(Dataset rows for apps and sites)
----------------

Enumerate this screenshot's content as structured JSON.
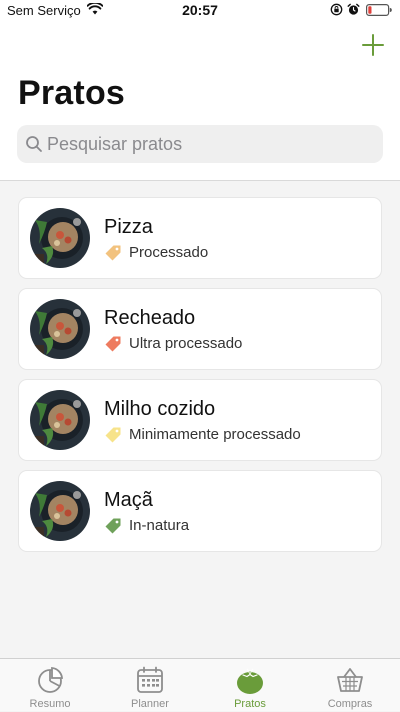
{
  "status_bar": {
    "carrier": "Sem Serviço",
    "time": "20:57"
  },
  "header": {
    "title": "Pratos",
    "add_icon": "plus-icon"
  },
  "search": {
    "placeholder": "Pesquisar pratos",
    "value": ""
  },
  "dishes": [
    {
      "name": "Pizza",
      "category": "Processado",
      "tag_color": "#f2c27e"
    },
    {
      "name": "Recheado",
      "category": "Ultra processado",
      "tag_color": "#ee7b5f"
    },
    {
      "name": "Milho cozido",
      "category": "Minimamente processado",
      "tag_color": "#f7e38a"
    },
    {
      "name": "Maçã",
      "category": "In-natura",
      "tag_color": "#6fa15a"
    }
  ],
  "tab_bar": {
    "items": [
      {
        "label": "Resumo",
        "icon": "pie-chart-icon",
        "active": false
      },
      {
        "label": "Planner",
        "icon": "calendar-icon",
        "active": false
      },
      {
        "label": "Pratos",
        "icon": "tomato-icon",
        "active": true
      },
      {
        "label": "Compras",
        "icon": "basket-icon",
        "active": false
      }
    ]
  },
  "colors": {
    "accent": "#6a9c3a",
    "battery_low": "#e0413c"
  }
}
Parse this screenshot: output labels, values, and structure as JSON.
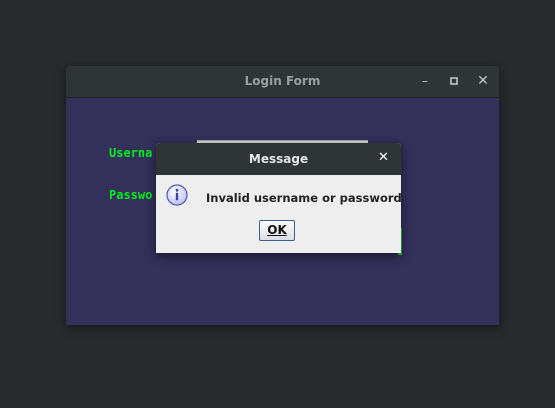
{
  "window": {
    "title": "Login Form",
    "minimize_glyph": "–",
    "maximize_glyph": "▫",
    "close_glyph": "✕"
  },
  "form": {
    "username_label": "Userna",
    "password_label": "Passwo"
  },
  "dialog": {
    "title": "Message",
    "close_glyph": "✕",
    "icon": "info-icon",
    "message": "Invalid username or password",
    "ok_label": "OK"
  },
  "colors": {
    "desktop_bg": "#272b2d",
    "window_bg": "#33305a",
    "label_green": "#00ef1c",
    "dialog_bg": "#eeeeee",
    "titlebar_bg": "#2f3436"
  }
}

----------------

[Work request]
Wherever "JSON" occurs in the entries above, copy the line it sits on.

[Answer space]
Enumerate this screenshot's content as structured JSON.
Parse this screenshot: output labels, values, and structure as JSON.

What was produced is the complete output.